Integrating Doctrine & Diversity

RWU Law staff produce a compelling, timely book and speaker series covering specific ways to integrate diversity, equity, and inclusion into the law school curriculum.

In the 2021-22 school year, RWU co-sponsored, along with the City University of New York School of Law and Jurist, an ongoing Integrating Doctrine & Diversity Speaker Series.
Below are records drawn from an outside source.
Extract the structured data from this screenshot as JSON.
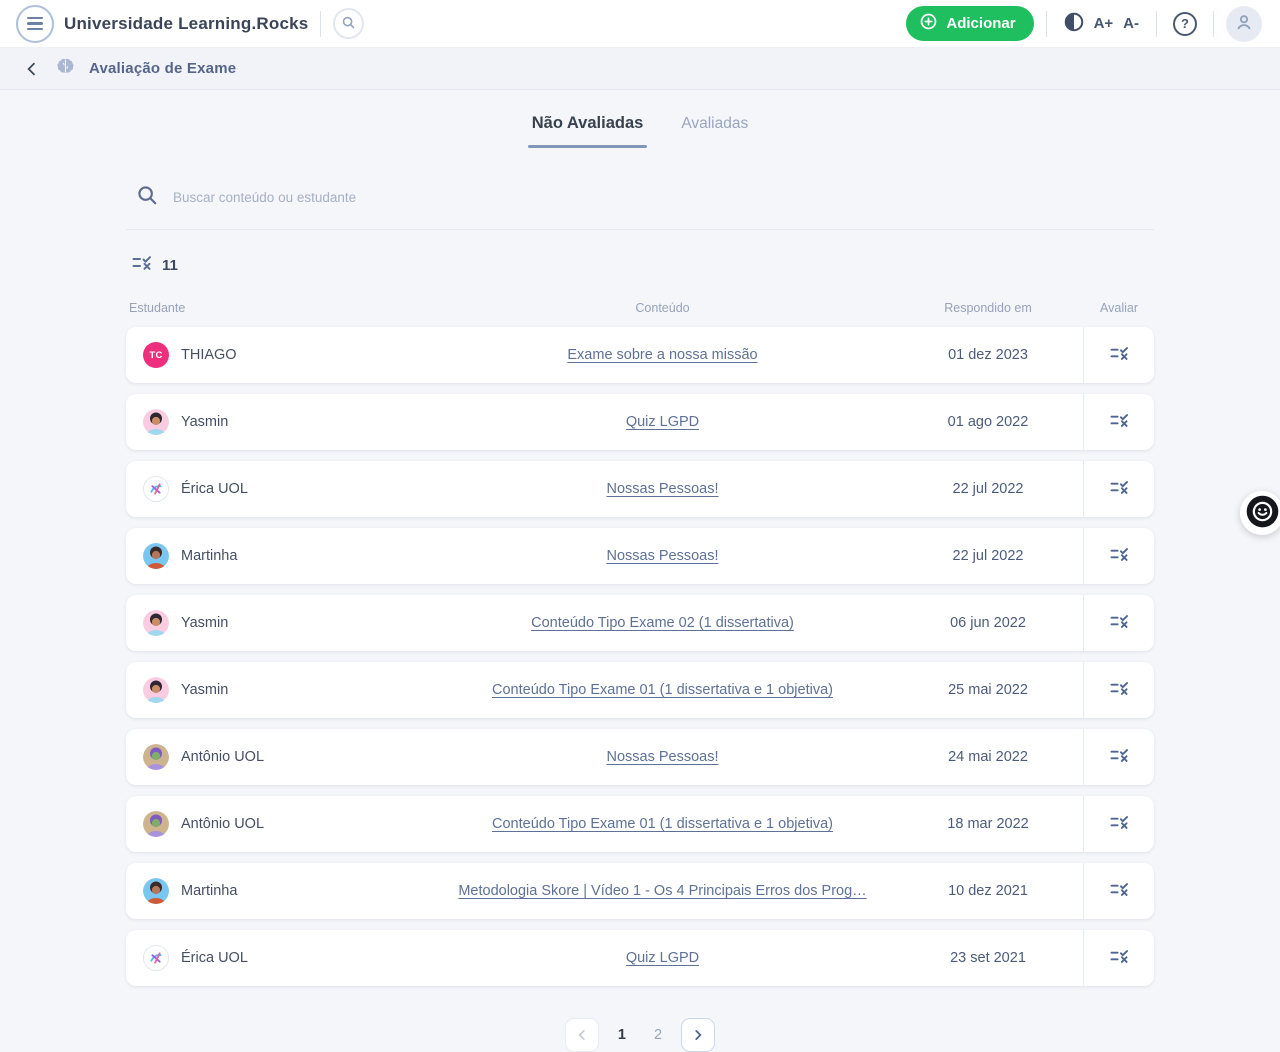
{
  "topbar": {
    "app_title": "Universidade Learning.Rocks",
    "add_button_label": "Adicionar",
    "add_button_color": "#1fbf5f",
    "font_increase_label": "A+",
    "font_decrease_label": "A-",
    "help_glyph": "?"
  },
  "breadcrumb": {
    "page_title": "Avaliação de Exame"
  },
  "tabs": {
    "active_label": "Não Avaliadas",
    "inactive_label": "Avaliadas"
  },
  "search": {
    "placeholder": "Buscar conteúdo ou estudante"
  },
  "list": {
    "count": "11",
    "columns": [
      "Estudante",
      "Conteúdo",
      "Respondido em",
      "Avaliar"
    ],
    "rows": [
      {
        "student": "THIAGO",
        "avatar": {
          "type": "initials",
          "bg": "#ed2f7e",
          "initials": "TC"
        },
        "content": "Exame sobre a nossa missão",
        "date": "01 dez 2023"
      },
      {
        "student": "Yasmin",
        "avatar": {
          "type": "person",
          "bg": "#f9cce2",
          "hair": "#2e2633",
          "skin": "#c98d66",
          "shirt": "#9fd7ef"
        },
        "content": "Quiz LGPD",
        "date": "01 ago 2022"
      },
      {
        "student": "Érica UOL",
        "avatar": {
          "type": "logo",
          "bg": "#ffffff"
        },
        "content": "Nossas Pessoas!",
        "date": "22 jul 2022"
      },
      {
        "student": "Martinha",
        "avatar": {
          "type": "person",
          "bg": "#79c7f0",
          "hair": "#3a2b28",
          "skin": "#b5765a",
          "shirt": "#cf5a38"
        },
        "content": "Nossas Pessoas!",
        "date": "22 jul 2022"
      },
      {
        "student": "Yasmin",
        "avatar": {
          "type": "person",
          "bg": "#f9cce2",
          "hair": "#2e2633",
          "skin": "#c98d66",
          "shirt": "#9fd7ef"
        },
        "content": "Conteúdo Tipo Exame 02 (1 dissertativa)",
        "date": "06 jun 2022"
      },
      {
        "student": "Yasmin",
        "avatar": {
          "type": "person",
          "bg": "#f9cce2",
          "hair": "#2e2633",
          "skin": "#c98d66",
          "shirt": "#9fd7ef"
        },
        "content": "Conteúdo Tipo Exame 01 (1 dissertativa e 1 objetiva)",
        "date": "25 mai 2022"
      },
      {
        "student": "Antônio UOL",
        "avatar": {
          "type": "person",
          "bg": "#cdb48e",
          "hair": "#7d5bc2",
          "skin": "#7fae6a",
          "shirt": "#a993dd"
        },
        "content": "Nossas Pessoas!",
        "date": "24 mai 2022"
      },
      {
        "student": "Antônio UOL",
        "avatar": {
          "type": "person",
          "bg": "#cdb48e",
          "hair": "#7d5bc2",
          "skin": "#7fae6a",
          "shirt": "#a993dd"
        },
        "content": "Conteúdo Tipo Exame 01 (1 dissertativa e 1 objetiva)",
        "date": "18 mar 2022"
      },
      {
        "student": "Martinha",
        "avatar": {
          "type": "person",
          "bg": "#79c7f0",
          "hair": "#3a2b28",
          "skin": "#b5765a",
          "shirt": "#cf5a38"
        },
        "content": "Metodologia Skore | Vídeo 1 - Os 4 Principais Erros dos Prog…",
        "date": "10 dez 2021"
      },
      {
        "student": "Érica UOL",
        "avatar": {
          "type": "logo",
          "bg": "#ffffff"
        },
        "content": "Quiz LGPD",
        "date": "23 set 2021"
      }
    ]
  },
  "pagination": {
    "pages": [
      "1",
      "2"
    ],
    "current": "1"
  }
}
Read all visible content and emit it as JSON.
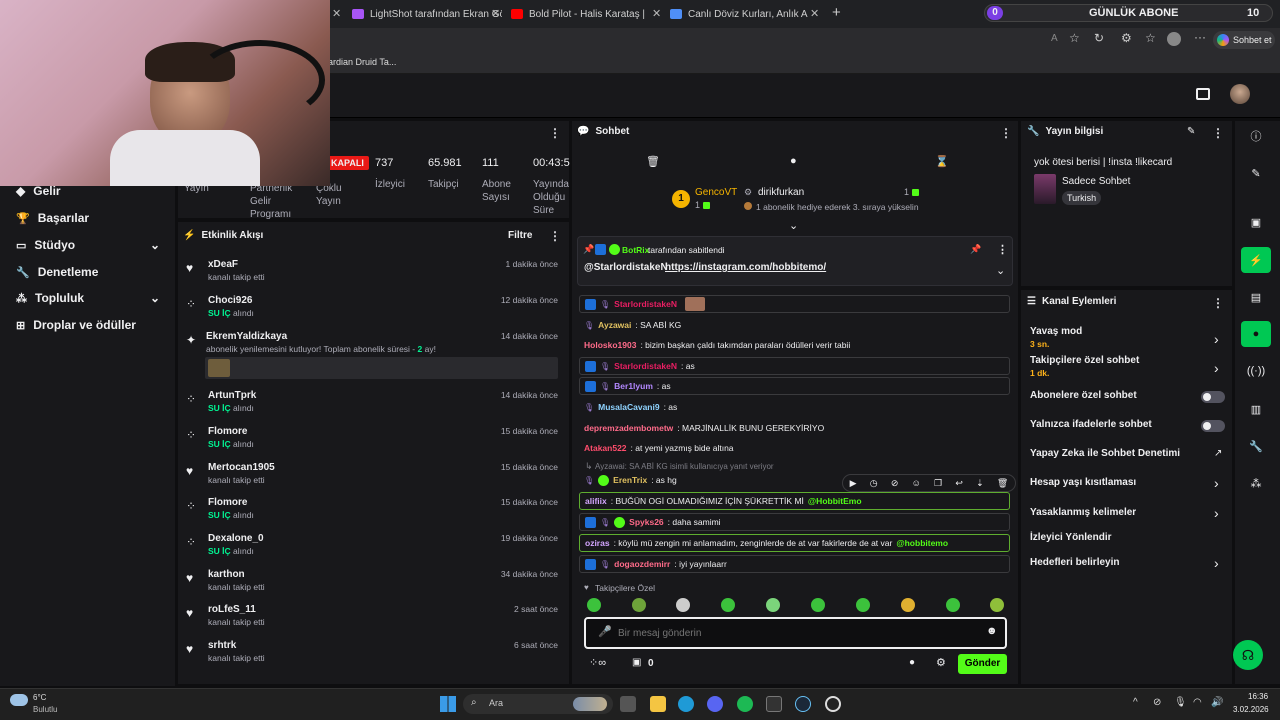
{
  "browser": {
    "tabs": [
      {
        "title": "LightShot tarafından Ekran Görünt",
        "color": "#a855f7"
      },
      {
        "title": "Bold Pilot - Halis Karataş | 1996 G",
        "color": "#ff0000"
      },
      {
        "title": "Canlı Döviz Kurları, Anlık Altın Fiya",
        "color": "#4f8ff7"
      }
    ],
    "new_tab": "+",
    "sub_goal": {
      "current": "0",
      "label": "GÜNLÜK ABONE",
      "target": "10"
    },
    "chat_button": "Sohbet et",
    "bookmark": "ardian Druid Ta..."
  },
  "nav": {
    "items": [
      {
        "label": "Gelir",
        "icon": "gem"
      },
      {
        "label": "Başarılar",
        "icon": "trophy"
      },
      {
        "label": "Stüdyo",
        "icon": "studio"
      },
      {
        "label": "Denetleme",
        "icon": "wrench"
      },
      {
        "label": "Topluluk",
        "icon": "community"
      },
      {
        "label": "Droplar ve ödüller",
        "icon": "drops"
      }
    ]
  },
  "stats": {
    "live_badge": "KAPALI",
    "items": [
      {
        "label": "Yayın"
      },
      {
        "label": "Partnerlik Gelir Programı"
      },
      {
        "label": "Çoklu Yayın"
      },
      {
        "value": "737",
        "label": "İzleyici"
      },
      {
        "value": "65.981",
        "label": "Takipçi"
      },
      {
        "value": "111",
        "label": "Abone Sayısı"
      },
      {
        "value": "00:43:5",
        "label": "Yayında Olduğu Süre"
      }
    ]
  },
  "activity": {
    "title": "Etkinlik Akışı",
    "filter": "Filtre",
    "items": [
      {
        "name": "xDeaF",
        "sub": "kanalı takip etti",
        "time": "1 dakika önce",
        "icon": "heart"
      },
      {
        "name": "Choci926",
        "sub_green": "SU İÇ",
        "sub": " alındı",
        "time": "12 dakika önce",
        "icon": "points"
      },
      {
        "name": "EkremYaldizkaya",
        "sub": "abonelik yenilemesini kutluyor! Toplam abonelik süresi - ",
        "sub_green": "2",
        "sub2": " ay!",
        "time": "14 dakika önce",
        "icon": "star"
      },
      {
        "name": "ArtunTprk",
        "sub_green": "SU İÇ",
        "sub": " alındı",
        "time": "14 dakika önce",
        "icon": "points"
      },
      {
        "name": "Flomore",
        "sub_green": "SU İÇ",
        "sub": " alındı",
        "time": "15 dakika önce",
        "icon": "points"
      },
      {
        "name": "Mertocan1905",
        "sub": "kanalı takip etti",
        "time": "15 dakika önce",
        "icon": "heart"
      },
      {
        "name": "Flomore",
        "sub_green": "SU İÇ",
        "sub": " alındı",
        "time": "15 dakika önce",
        "icon": "points"
      },
      {
        "name": "Dexalone_0",
        "sub_green": "SU İÇ",
        "sub": " alındı",
        "time": "19 dakika önce",
        "icon": "points"
      },
      {
        "name": "karthon",
        "sub": "kanalı takip etti",
        "time": "34 dakika önce",
        "icon": "heart"
      },
      {
        "name": "roLfeS_11",
        "sub": "kanalı takip etti",
        "time": "2 saat önce",
        "icon": "heart"
      },
      {
        "name": "srhtrk",
        "sub": "kanalı takip etti",
        "time": "6 saat önce",
        "icon": "heart"
      }
    ]
  },
  "chat": {
    "title": "Sohbet",
    "gifter1": {
      "name": "GencoVT",
      "rank": "1",
      "count": "1"
    },
    "gifter2": {
      "name": "dirikfurkan",
      "count": "1",
      "note": "1 abonelik hediye ederek 3. sıraya yükselin"
    },
    "pinned": {
      "by": "BotRix",
      "label": " tarafından sabitlendi",
      "user": "@StarlordistakeN",
      "link": "https://instagram.com/hobbitemo/"
    },
    "messages": [
      {
        "user": "StarlordistakeN",
        "text": "",
        "color": "#e91e63",
        "style": "box"
      },
      {
        "user": "Ayzawai",
        "text": ": SA ABİ KG",
        "color": "#e0c060",
        "style": "plain"
      },
      {
        "user": "Holosko1903",
        "text": ": bizim başkan çaldı takımdan paraları ödülleri verir tabii",
        "color": "#ff6b8a",
        "style": "plain"
      },
      {
        "user": "StarlordistakeN",
        "text": ": as",
        "color": "#e91e63",
        "style": "box"
      },
      {
        "user": "Ber1lyum",
        "text": ": as",
        "color": "#b388ff",
        "style": "box"
      },
      {
        "user": "MusalaCavani9",
        "text": ": as",
        "color": "#8fd3ff",
        "style": "plain"
      },
      {
        "user": "depremzadembometw",
        "text": ": MARJİNALLİK BUNU GEREKYİRİYO",
        "color": "#ff6b8a",
        "style": "plain"
      },
      {
        "user": "Atakan522",
        "text": ": at yemi yazmış bide altına",
        "color": "#ff4d6d",
        "style": "plain"
      },
      {
        "reply": "Ayzawai: SA ABİ KG isimli kullanıcıya yanıt veriyor",
        "user": "ErenTrix",
        "text": ": as hg",
        "color": "#e0c060",
        "style": "plain"
      },
      {
        "user": "alifiix",
        "text": ": BUĞÜN OGİ OLMADIĞIMIZ İÇİN ŞÜKRETTİK Mİ ",
        "mention": "@HobbitEmo",
        "color": "#d4a6ff",
        "style": "green"
      },
      {
        "user": "Spyks26",
        "text": ": daha samimi",
        "color": "#ff6b8a",
        "style": "box"
      },
      {
        "user": "oziras",
        "text": ": köylü mü zengin mi anlamadım, zenginlerde de at var fakirlerde de at var ",
        "mention": "@hobbitemo",
        "color": "#d4a6ff",
        "style": "green"
      },
      {
        "user": "dogaozdemirr",
        "text": ": iyi yayınlaarr",
        "color": "#ff6b8a",
        "style": "box"
      }
    ],
    "followers_only": "Takipçilere Özel",
    "input_placeholder": "Bir mesaj gönderin",
    "points": "0",
    "send": "Gönder"
  },
  "stream_info": {
    "title": "Yayın bilgisi",
    "stream_title": "yok ötesi berisi | !insta !likecard",
    "category": "Sadece Sohbet",
    "tag": "Turkish"
  },
  "channel_actions": {
    "title": "Kanal Eylemleri",
    "rows": [
      {
        "label": "Yavaş mod",
        "sub": "3 sn.",
        "control": "chevron"
      },
      {
        "label": "Takipçilere özel sohbet",
        "sub": "1 dk.",
        "control": "chevron"
      },
      {
        "label": "Abonelere özel sohbet",
        "control": "toggle"
      },
      {
        "label": "Yalnızca ifadelerle sohbet",
        "control": "toggle"
      },
      {
        "label": "Yapay Zeka ile Sohbet Denetimi",
        "control": "external"
      },
      {
        "label": "Hesap yaşı kısıtlaması",
        "control": "chevron"
      },
      {
        "label": "Yasaklanmış kelimeler",
        "control": "chevron"
      },
      {
        "label": "İzleyici Yönlendir",
        "control": "none"
      },
      {
        "label": "Hedefleri belirleyin",
        "control": "chevron"
      }
    ]
  },
  "taskbar": {
    "weather_temp": "6°C",
    "weather_desc": "Bulutlu",
    "search": "Ara",
    "time": "16:36",
    "date": "3.02.2026"
  },
  "colors": {
    "accent": "#53fc18",
    "green_text": "#00f593",
    "twitch_purple": "#9146ff"
  }
}
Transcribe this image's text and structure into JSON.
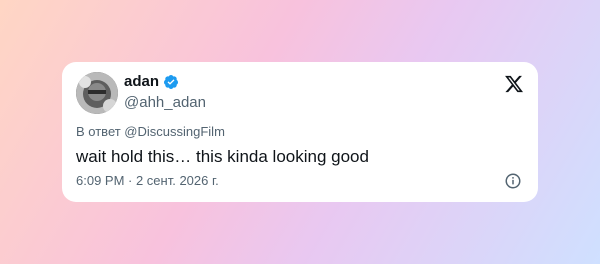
{
  "tweet": {
    "author": {
      "name": "adan",
      "handle": "@ahh_adan",
      "verified": true
    },
    "reply_to": "В ответ @DiscussingFilm",
    "text": "wait hold this… this kinda looking good",
    "timestamp": "6:09 PM · 2 сент. 2026 г."
  },
  "icons": {
    "brand": "x-logo-icon",
    "verified": "verified-badge-icon",
    "info": "info-icon"
  },
  "colors": {
    "verified_blue": "#1d9bf0",
    "text_primary": "#0f1419",
    "text_secondary": "#536471"
  }
}
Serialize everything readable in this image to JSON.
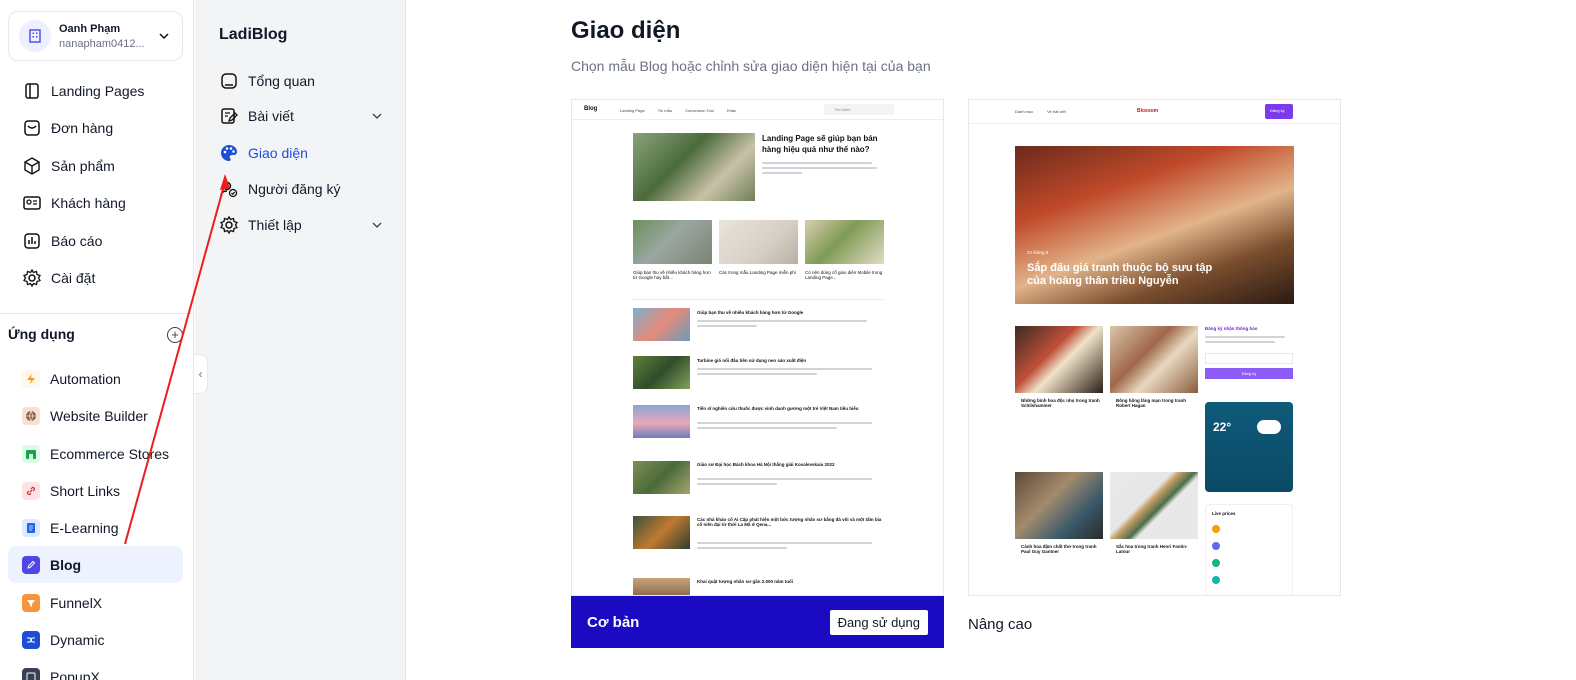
{
  "account": {
    "name": "Oanh Phạm",
    "email": "nanapham0412..."
  },
  "nav": [
    {
      "label": "Landing Pages",
      "icon": "landing-pages-icon"
    },
    {
      "label": "Đơn hàng",
      "icon": "orders-icon"
    },
    {
      "label": "Sản phẩm",
      "icon": "product-box-icon"
    },
    {
      "label": "Khách hàng",
      "icon": "customer-card-icon"
    },
    {
      "label": "Báo cáo",
      "icon": "report-chart-icon"
    },
    {
      "label": "Cài đặt",
      "icon": "gear-icon"
    }
  ],
  "apps": {
    "title": "Ứng dụng",
    "items": [
      {
        "label": "Automation",
        "color": "#fde68a",
        "fg": "#f59e0b"
      },
      {
        "label": "Website Builder",
        "color": "#f5e1d3",
        "fg": "#8b5a3c"
      },
      {
        "label": "Ecommerce Stores",
        "color": "#dcfce7",
        "fg": "#16a34a"
      },
      {
        "label": "Short Links",
        "color": "#fee2e2",
        "fg": "#dc2626"
      },
      {
        "label": "E-Learning",
        "color": "#dbeafe",
        "fg": "#2563eb"
      },
      {
        "label": "Blog",
        "color": "#4f46e5",
        "fg": "#ffffff",
        "active": true
      },
      {
        "label": "FunnelX",
        "color": "#fb923c",
        "fg": "#ffffff"
      },
      {
        "label": "Dynamic",
        "color": "#1d4ed8",
        "fg": "#ffffff"
      },
      {
        "label": "PopupX",
        "color": "#374151",
        "fg": "#ffffff"
      }
    ]
  },
  "subbar": {
    "title": "LadiBlog",
    "items": [
      {
        "label": "Tổng quan"
      },
      {
        "label": "Bài viết"
      },
      {
        "label": "Giao diện",
        "active": true
      },
      {
        "label": "Người đăng ký"
      },
      {
        "label": "Thiết lập"
      }
    ]
  },
  "main": {
    "title": "Giao diện",
    "subtitle": "Chọn mẫu Blog hoặc chỉnh sửa giao diện hiện tại của bạn",
    "themes": [
      {
        "name": "Cơ bản",
        "status": "Đang sử dụng"
      },
      {
        "name": "Nâng cao"
      }
    ]
  },
  "preview_a": {
    "logo": "Blog",
    "nav_links": [
      "Landing Page",
      "Tin mẫu",
      "Conversion Tool",
      "Khác"
    ],
    "search": "Tìm kiếm",
    "hero_title": "Landing Page sẽ giúp bạn bán hàng hiệu quả như thế nào?",
    "row3": [
      "Giúp bạn thu về nhiều khách hàng hơn từ Google hay bất...",
      "Các trong mẫu Landing Page miễn phí",
      "Có nên dùng cố giao diện Mobile trong Landing Page..."
    ],
    "list": [
      "Giúp bạn thu về nhiều khách hàng hơn từ Google",
      "Turbine gió nổi đầu tiên sử dụng neo sản xuất điện",
      "Tiến sĩ nghiên cứu thuốc được vinh danh gương một trẻ Việt Nam tiêu biểu",
      "Giáo sư Đại học Bách khoa Hà Nội thắng giải Kovalevskaia 2022",
      "Các nhà khảo cổ Ai Cập phát hiện một bức tượng nhân sư bằng đá vôi và một tấm bia cổ niên đại từ thời La Mã ở Qena...",
      "Khai quật tượng nhân sư gần 2.000 năm tuổi"
    ]
  },
  "preview_b": {
    "nav_links": [
      "Danh mục",
      "Về bài viết"
    ],
    "logo": "Blossom",
    "button": "Đăng ký",
    "hero_date": "24 tháng 8",
    "hero_title": "Sắp đấu giá tranh thuộc bộ sưu tập của hoàng thân triều Nguyễn",
    "tiles": [
      "Những bình hoa độc nhọ trong tranh Schilshammer",
      "Bông hồng lãng mạn trong tranh Robert Hagan",
      "Cảnh hoa đậm chất thơ trong tranh Paul Guy Gantner",
      "Sắc hoa trong tranh Henri Fantin-Latour"
    ],
    "newsletter_title": "Đăng ký nhận thông báo",
    "newsletter_btn": "Đăng ký",
    "weather_temp": "22°",
    "live_prices": "Live prices"
  }
}
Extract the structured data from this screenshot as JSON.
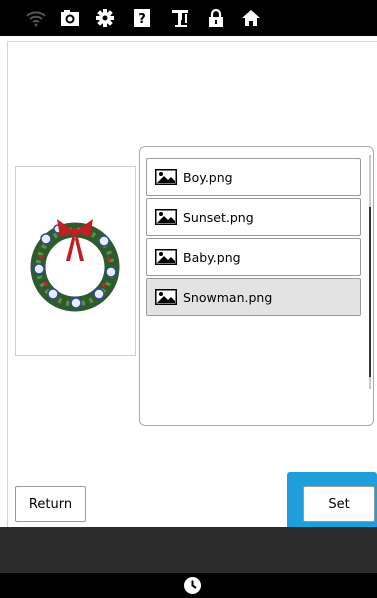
{
  "top_icons": [
    {
      "name": "wifi-icon",
      "enabled": false
    },
    {
      "name": "camera-icon",
      "enabled": true
    },
    {
      "name": "gear-icon",
      "enabled": true
    },
    {
      "name": "help-icon",
      "enabled": true
    },
    {
      "name": "machine-icon",
      "enabled": true
    },
    {
      "name": "lock-icon",
      "enabled": true
    },
    {
      "name": "home-icon",
      "enabled": true
    }
  ],
  "preview": {
    "icon": "wreath-image"
  },
  "files": [
    {
      "name": "Boy.png",
      "selected": false
    },
    {
      "name": "Sunset.png",
      "selected": false
    },
    {
      "name": "Baby.png",
      "selected": false
    },
    {
      "name": "Snowman.png",
      "selected": true
    }
  ],
  "buttons": {
    "return_label": "Return",
    "set_label": "Set"
  },
  "colors": {
    "highlight": "#1e9fdc",
    "topbar": "#000000"
  },
  "bottom_icon": "clock-icon"
}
Each of the five installments to date have drawn hundreds of legal education professionals from across the country. In the 2022-23 school year we are back again, along with additional co-sponsors the University of California - Berkeley School of Law and George Washington University School of Law. Join us throughout the school year to learn more practical strategies for integrating DEIB skills and concepts throughout the law school curriculum.

Based on a 2021 book – Integrating Doctrine and Diversity: Inclusion and Equity in the Law School Classroom, whose co-editors include two RWU Law instructors – the series focuses on practical strategies for putting DEIB goals into action.

Buy the Book

“I’ve received so much positive feedback from students, alumni, librarians across the country, and others,” said Nicole Dyszlewski, one of the book’s co-authors and a primary organizer of the speaker programs. “The comment I’ve heard the most is how engaged and thoughtful everyone is.”

Watch previous sessions of the Integrating Doctrine & Diversity Speaker Series:

  • April 2024

  • April 11:  A Dialogue with Dean Danielle M. Conway of Penn State Dickinson Law


  • February 2024: 

  • February 28: Inclusive Legal Education:  Navigating Faculty-DEIB Collaborations

  • February 15: "Beyond the First Year" Vol. 2 Book Release Celebration

  • November 2023: Beyond the Casebook: DEIB and Supplementary Materials

  • October 2023: How Does Diversity, Equity, Inclusion and Belongin Pedagogy Fit in Issues and Financial Affairs Classes? Leading with DEIB in Wills, Trusts, Estates, Insurance, Contracts, and Taxation Law Classes.

  • September 2023: Can the Socratic Method be used in an Inclusive Classroom?

  • May 2023: Responding to Classroom Controversy

  • May 2023: Moving Beyond the Box & Reconsidering the Criminal History Question on Law School Admission Applications

  • November 2022: Teaching Diversity Skills in Bar Tested Classes 

  • October 2022: Integrating Content on American Indian Law and Indigenous Identities

  • September 2022: Making Changes, Making Mistakes (Part 2)

  • April 2022: Auditing Your Syllabus and Classroom Materials

  • March 2022: Making Changes, Making Mistakes 

  • November 2021: Making Space, Taking Space

  • October 2021: When Law School Classroom Discussions on Diversity Go Wrong   

  • September 2021: Book Release Kickoff Celebration


Close Course Type Descriptions

Course Types

We have classified RWU Law classes under the following headers. One of the following course types will be attached to each course which will allow students to narrow down their search while looking for classes.

Core Course

Students in the first and second year are required to take classes covering the following aspects of the law—contracts, torts, property, criminal law, civil procedure, and constitutional law, evidence, and professional responsibility.  Along with these aspects, the core curriculum will develop legal reasoning skills.


After finishing the core curriculum the remaining coursework toward the degree is completed through upper level elective courses.  Students can choose courses that peak their interests or courses that go along with the track they are following.


Seminars are classes where teachers and small groups of students focus on a specific topic and the students complete a substantial research paper.


Inhouse Clinics and Clinical Externships legal education is law school training in which students participate in client representation under the supervision of a practicing attorney or law professor.  RWU Law's Clinical Programs offer unique and effective learning opportunities and the opportunity for practical experience while still in law school.